Streamlined response promised
As part of the strategy a new National Cyber Security Centre has been launched. The idea behind the single authority is to make it much simpler for business to get advice on cyber-security and to interact with government on cyber-security issues. As part of the changes, the NCSC will subsume UK’s national Computer Emergency Response Team (CERT UK) and will provide the UK’s cyber security incident management.
The Centre will bring together the full range of technical skills from across government and beyond to respond to significant incidents reported by business, academia or government departments. The Centre, Hammond said, will link up with law enforcement, help mitigate the impact of the incident, seek to repair the damage and assist in the tracing and prosecution of those responsible.
The government said it had three objectives: defend, deter and develop. The strategy outlines that the country has the means to defend itself against cyber attacks while the government would deter attacks through strong action. The government said it could detect, understand, investigate and disrupt hostile action taken against the country’s systems, pursuing and prosecuting offenders. At the same time the government said the UK has an innovative, growing cyber security industry, underpinned by world leading scientific research and development. The government said it would invest £1.9 billion over the next five years to transform significantly the UK’s cyber-security.
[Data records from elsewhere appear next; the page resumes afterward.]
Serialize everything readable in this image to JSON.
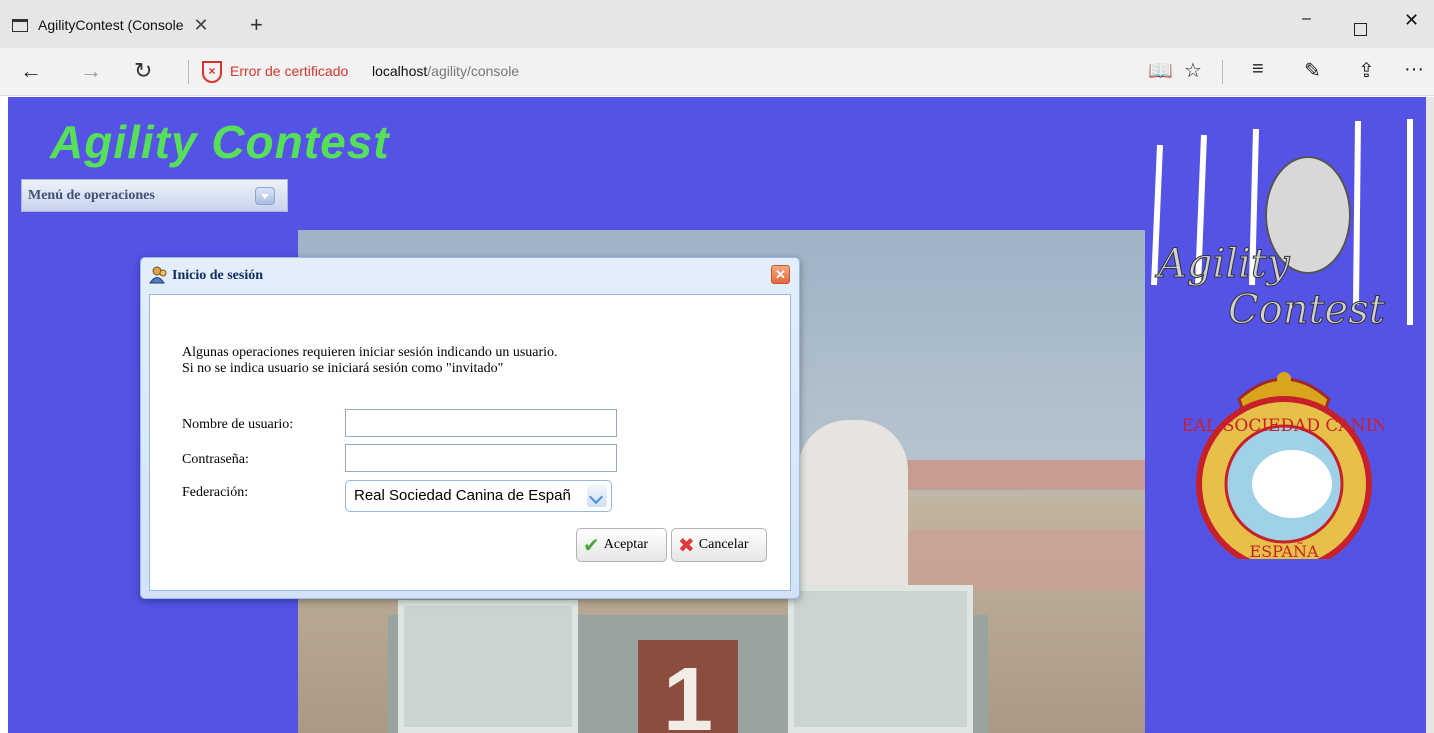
{
  "browser": {
    "tab_title": "AgilityContest (Console",
    "tab_close": "✕",
    "new_tab": "+",
    "window_minimize": "–",
    "window_close": "✕",
    "back": "←",
    "forward": "→",
    "reload": "↻",
    "cert_warning": "Error de certificado",
    "url_host": "localhost",
    "url_path": "/agility/console",
    "tools": {
      "reading_view": "📖",
      "favorite": "☆",
      "hub": "≡",
      "notes": "✎",
      "share": "⇪",
      "more": "···"
    }
  },
  "page": {
    "app_title": "Agility Contest",
    "menu_label": "Menú de operaciones",
    "photo_number": "1"
  },
  "login_dialog": {
    "title": "Inicio de sesión",
    "close_glyph": "✕",
    "message_line1": "Algunas operaciones requieren iniciar sesión indicando un usuario.",
    "message_line2": "Si no se indica usuario se iniciará sesión como \"invitado\"",
    "username_label": "Nombre de usuario:",
    "username_value": "",
    "password_label": "Contraseña:",
    "password_value": "",
    "federation_label": "Federación:",
    "federation_selected": "Real Sociedad Canina de Españ",
    "accept_label": "Aceptar",
    "accept_icon": "✔",
    "cancel_label": "Cancelar",
    "cancel_icon": "✖"
  },
  "logos": {
    "agility_text_1": "Agility",
    "agility_text_2": "Contest",
    "rsce_text": "REAL SOCIEDAD CANINA",
    "rsce_bottom": "ESPAÑA"
  },
  "colors": {
    "page_background": "#5552e6",
    "title_green": "#56e05a",
    "cert_red": "#d9342b"
  }
}
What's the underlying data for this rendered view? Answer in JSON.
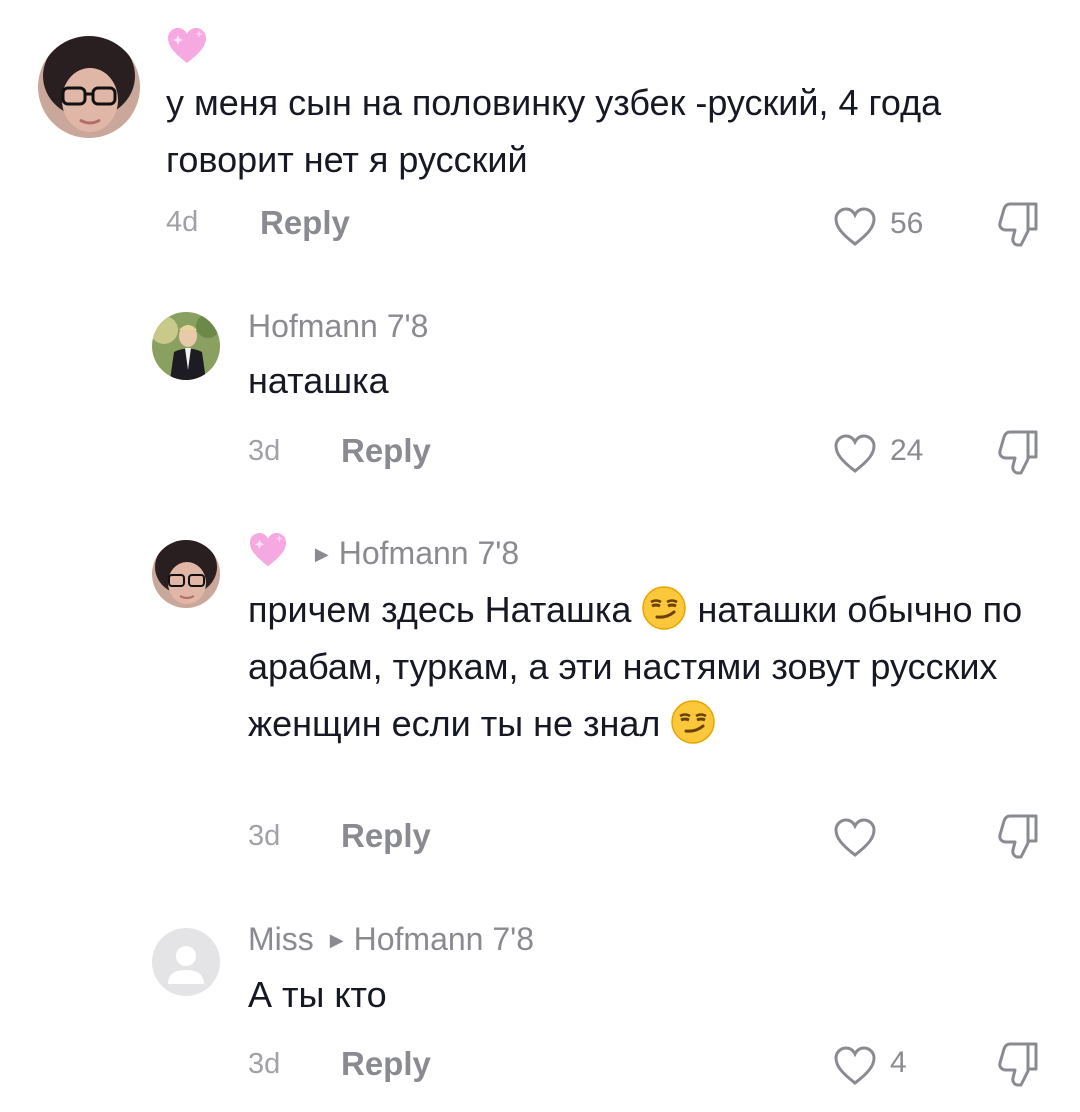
{
  "comments": [
    {
      "username": "",
      "reply_to": "",
      "text": "у меня сын на половинку узбек -руский, 4 года говорит нет я русский",
      "age": "4d",
      "reply_label": "Reply",
      "likes": "56"
    },
    {
      "username": "Hofmann 7'8",
      "reply_to": "",
      "text": "наташка",
      "age": "3d",
      "reply_label": "Reply",
      "likes": "24"
    },
    {
      "username": "",
      "reply_to": "Hofmann 7'8",
      "text_parts": [
        "причем здесь Наташка ",
        " наташки обычно по арабам, туркам, а эти настями зовут русских женщин если ты не знал "
      ],
      "age": "3d",
      "reply_label": "Reply",
      "likes": ""
    },
    {
      "username": "Miss",
      "reply_to": "Hofmann 7'8",
      "text": "А ты кто",
      "age": "3d",
      "reply_label": "Reply",
      "likes": "4"
    }
  ],
  "icons": {
    "heart": "heart-outline-icon",
    "dislike": "thumbs-down-icon",
    "badge": "pink-heart-icon",
    "emoji": "smirking-face-emoji"
  },
  "colors": {
    "text": "#161823",
    "secondary": "#8a8b91",
    "timestamp": "#a1a2a7"
  }
}
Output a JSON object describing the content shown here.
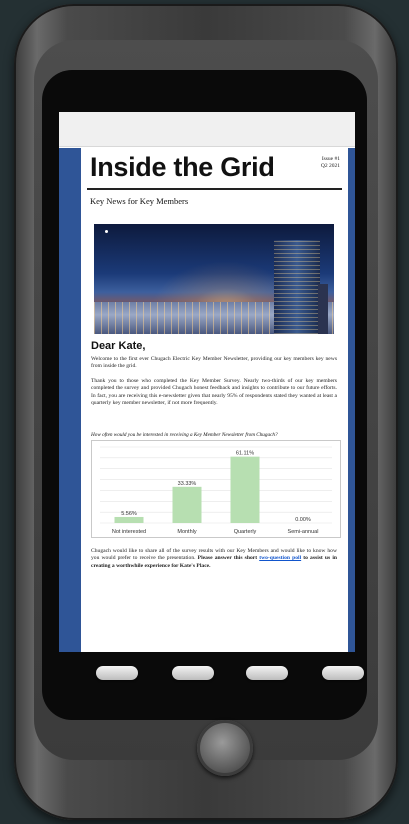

Money-laundering and cyber-security arrests
As evidence of the ongoing fight against cyber crime the NCA also announced last week the arrest of 14 people in the UK on suspicion of offences including laundering stolen money for international cyber criminals using malware. NCA officers believe the malware was developed and deployed by skilled cyber criminals in Eastern Europe.
Mike Hulett, Head of Operations at the NCA’s National Cyber Crime Unit said: “Cyber crime is an increasing threat in the UK and internationally, which the NCA is determined to combat at every level. The malware utilised in this case hits small and medium sized businesses particularly hard.”
Tesco bank breached
Less than a week after the launch of the UK government’s cyber security strategy, Tesco Bank – a subsidiary of the major supermarket chain – suffered an unprecedented cyber-security breach, highlighting the scale of risks and damage that consumers, companies and shareholders face.
Benny Higgins, chief executive, Tesco Bank said that around 40,000 of its customers’ current accounts had been subject to online criminal activity, and around half of these customers had money withdrawn fraudulently from their accounts. Higgins said that all money stolen will be refunded by the bank. The National Crime Agency has said it is coordinating the law enforcement response to the data breach.
£1.9 billion cyber-security fine for Tesco? Not quite yet
Under the EU’s forthcoming General Data Protection Regulation (GDPR), Tesco plc would face fines of £1.9 billion or more. The Regulation uses a company’s entire as the baseline for fines, which could be up to four per cent of turnover. Brexit notwithstanding, the GDPR is on track to come into force in May 2018 in the UK. Audit committees will need to get the cyber-risk strategy sorted out sooner rather than later.